UN experts: Empowering Erdogan in referendum may exacerbate rights violations

Erdogan poster calling for a 'Yes' vote in the referendum flanked by police officers. (YDylan Martinez/Reuters)

United Nations experts have warned that a ‘Yes’ vote in the constitutional referendum on Sunday could exacerbate existing rights violations in the country.

A team of UN special rapporteurs has released a statement voicing “serious concerns” that empowering President Recep Tayyip Erdogan could lead to the further violation of “economic, social and cultural rights.”

“Given the arbitrary and sweeping nature of the emergency decrees issued since July 2016, there is serious concern that such powers might be used in ways that exacerbate the existing major violations of economic, social and cultural rights”, the experts said in a statement published on the website of the UN Human Rights Office of the High Commissioner.

The UN has been critical of the Turkish government for the blanket crackdown on opposition groups, media and voices.

“The dismissal of up to 134,000 public servants, without due process, compensation, or access to a proper remedy, for alleged links with organizations that the government has chosen to proscribe, cannot be justified by reference to Turkey’s longstanding international human rights obligations,” said the experts in the same statement.

The closure of some 200 media outlets was also slammed for undermining the possibility of an informed debate on the referendum, while the violation of the right to education was deemed as being “especially problematic”.

A UN human rights report on 10 March also accused Turkey of grave human rights violations in the country’s Kurdish majority southeast, including enforced disappearances, destruction of civilian areas and displacement, between July 2015 and December 2016. Turkey has not allowed a UN team to investigate the aftermath of clashes.

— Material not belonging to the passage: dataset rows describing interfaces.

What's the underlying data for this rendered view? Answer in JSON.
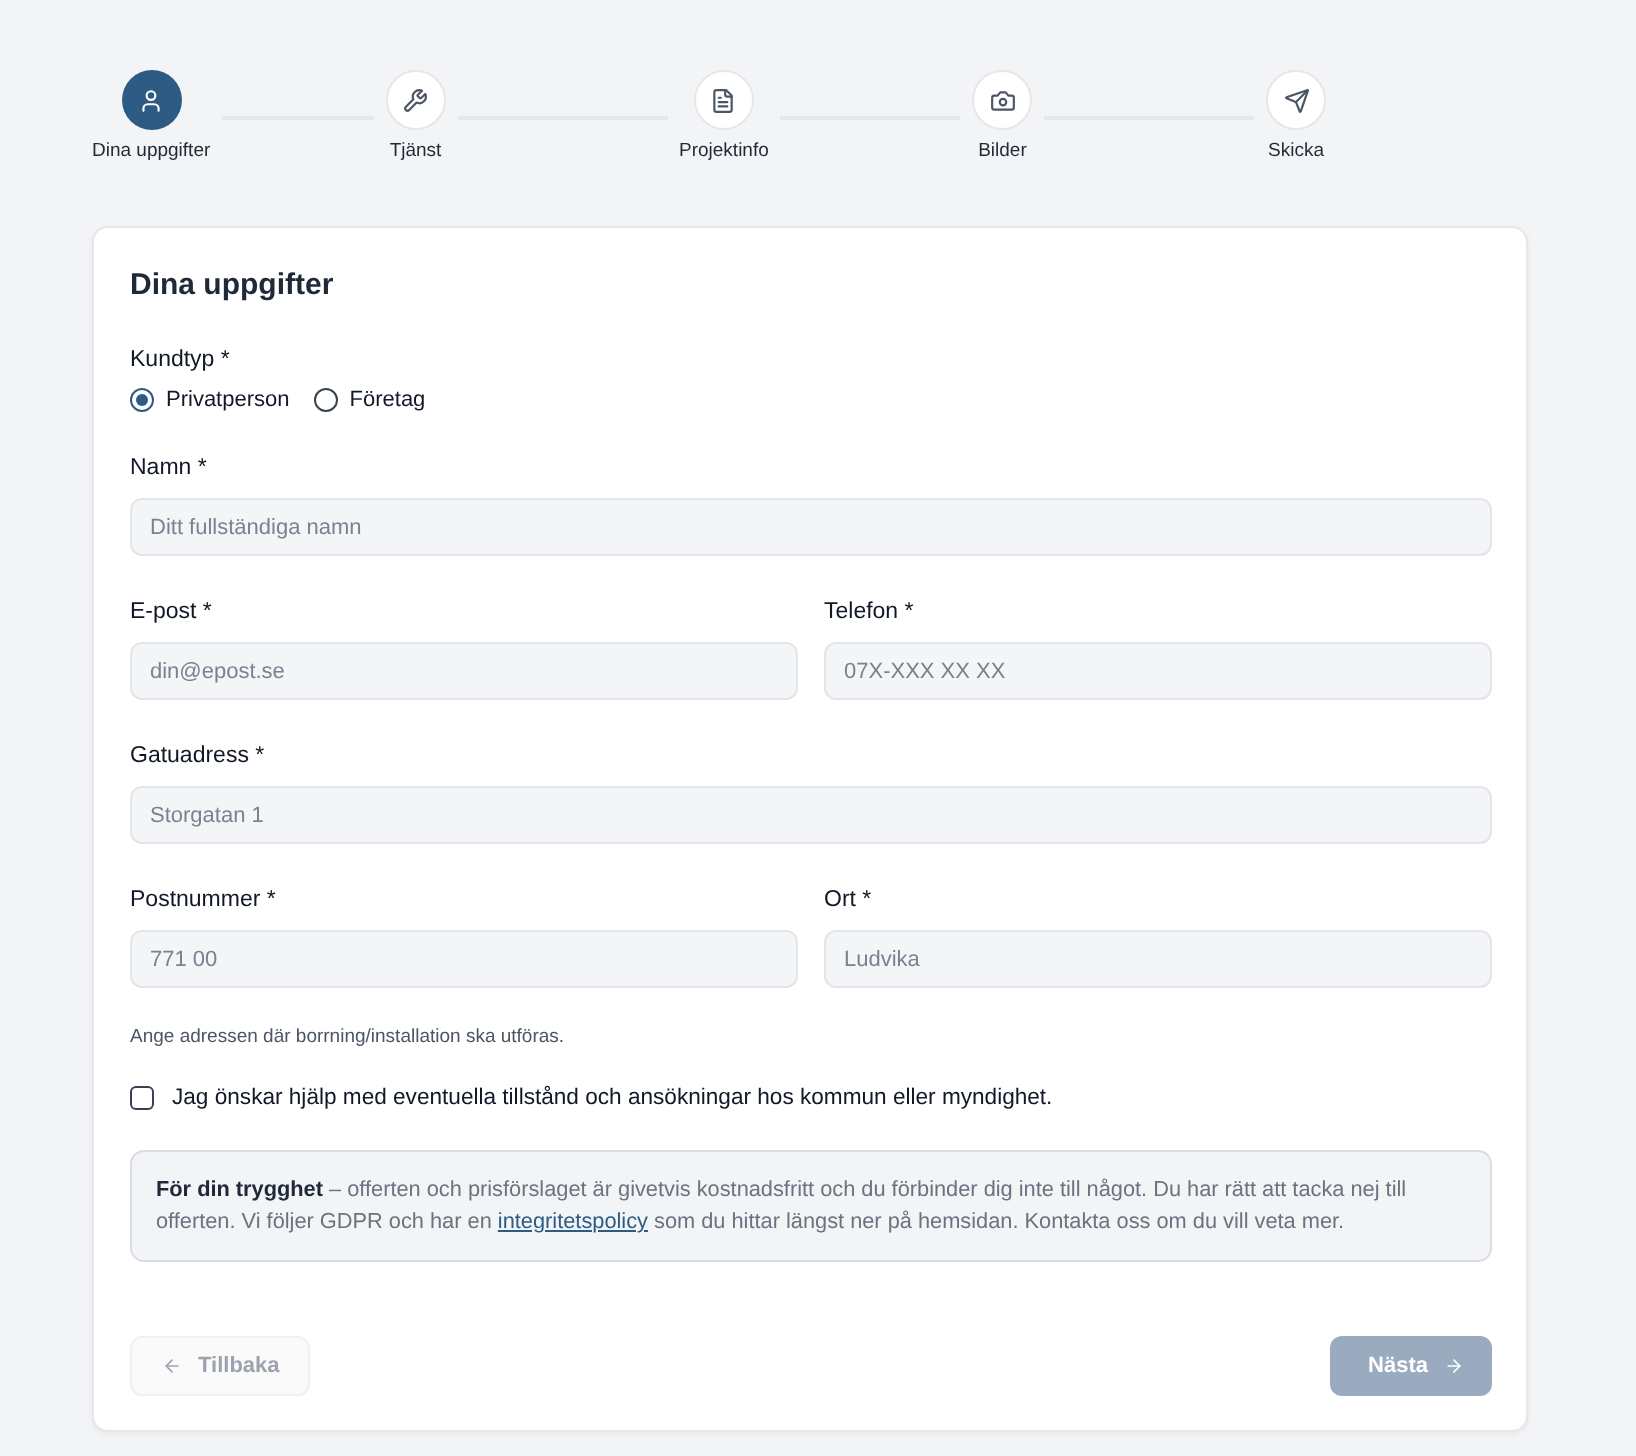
{
  "steps": [
    {
      "label": "Dina uppgifter",
      "selected": true
    },
    {
      "label": "Tjänst",
      "selected": false
    },
    {
      "label": "Projektinfo",
      "selected": false
    },
    {
      "label": "Bilder",
      "selected": false
    },
    {
      "label": "Skicka",
      "selected": false
    }
  ],
  "form": {
    "title": "Dina uppgifter",
    "customer_type": {
      "label": "Kundtyp *",
      "options": [
        {
          "label": "Privatperson",
          "selected": true
        },
        {
          "label": "Företag",
          "selected": false
        }
      ]
    },
    "rows": [
      {
        "fields": [
          {
            "label": "Namn *",
            "placeholder": "Ditt fullständiga namn"
          }
        ]
      },
      {
        "fields": [
          {
            "label": "E-post *",
            "placeholder": "din@epost.se"
          },
          {
            "label": "Telefon *",
            "placeholder": "07X-XXX XX XX"
          }
        ]
      },
      {
        "fields": [
          {
            "label": "Gatuadress *",
            "placeholder": "Storgatan 1"
          }
        ]
      },
      {
        "fields": [
          {
            "label": "Postnummer *",
            "placeholder": "771 00"
          },
          {
            "label": "Ort *",
            "placeholder": "Ludvika"
          }
        ]
      }
    ],
    "address_hint": "Ange adressen där borrning/installation ska utföras.",
    "permit_help": {
      "label": "Jag önskar hjälp med eventuella tillstånd och ansökningar hos kommun eller myndighet.",
      "checked": false
    },
    "notice": {
      "text_before": "**För din trygghet** – offerten och prisförslaget är givetvis kostnadsfritt och du förbinder dig inte till något. Du har rätt att tacka nej till offerten. Vi följer GDPR och har en ",
      "link": "integritetspolicy",
      "text_after": " som du hittar längst ner på hemsidan. Kontakta oss om du vill veta mer."
    },
    "buttons": [
      {
        "kind": "back",
        "label": "Tillbaka",
        "disabled": true
      },
      {
        "kind": "next",
        "label": "Nästa",
        "disabled": true
      }
    ]
  }
}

The UN experts include Special Rapporteur on extreme poverty and human rights, Mr. David Kaye, Special Rapporteur on the promotion and protection of the right to freedom of opinion and expression; Mr. Maina Kiai, Special Rapporteur on the rights to freedom of peaceful assembly and of association; and Ms. Koumbou Boly Barry, Special Rapporteur on the right to education.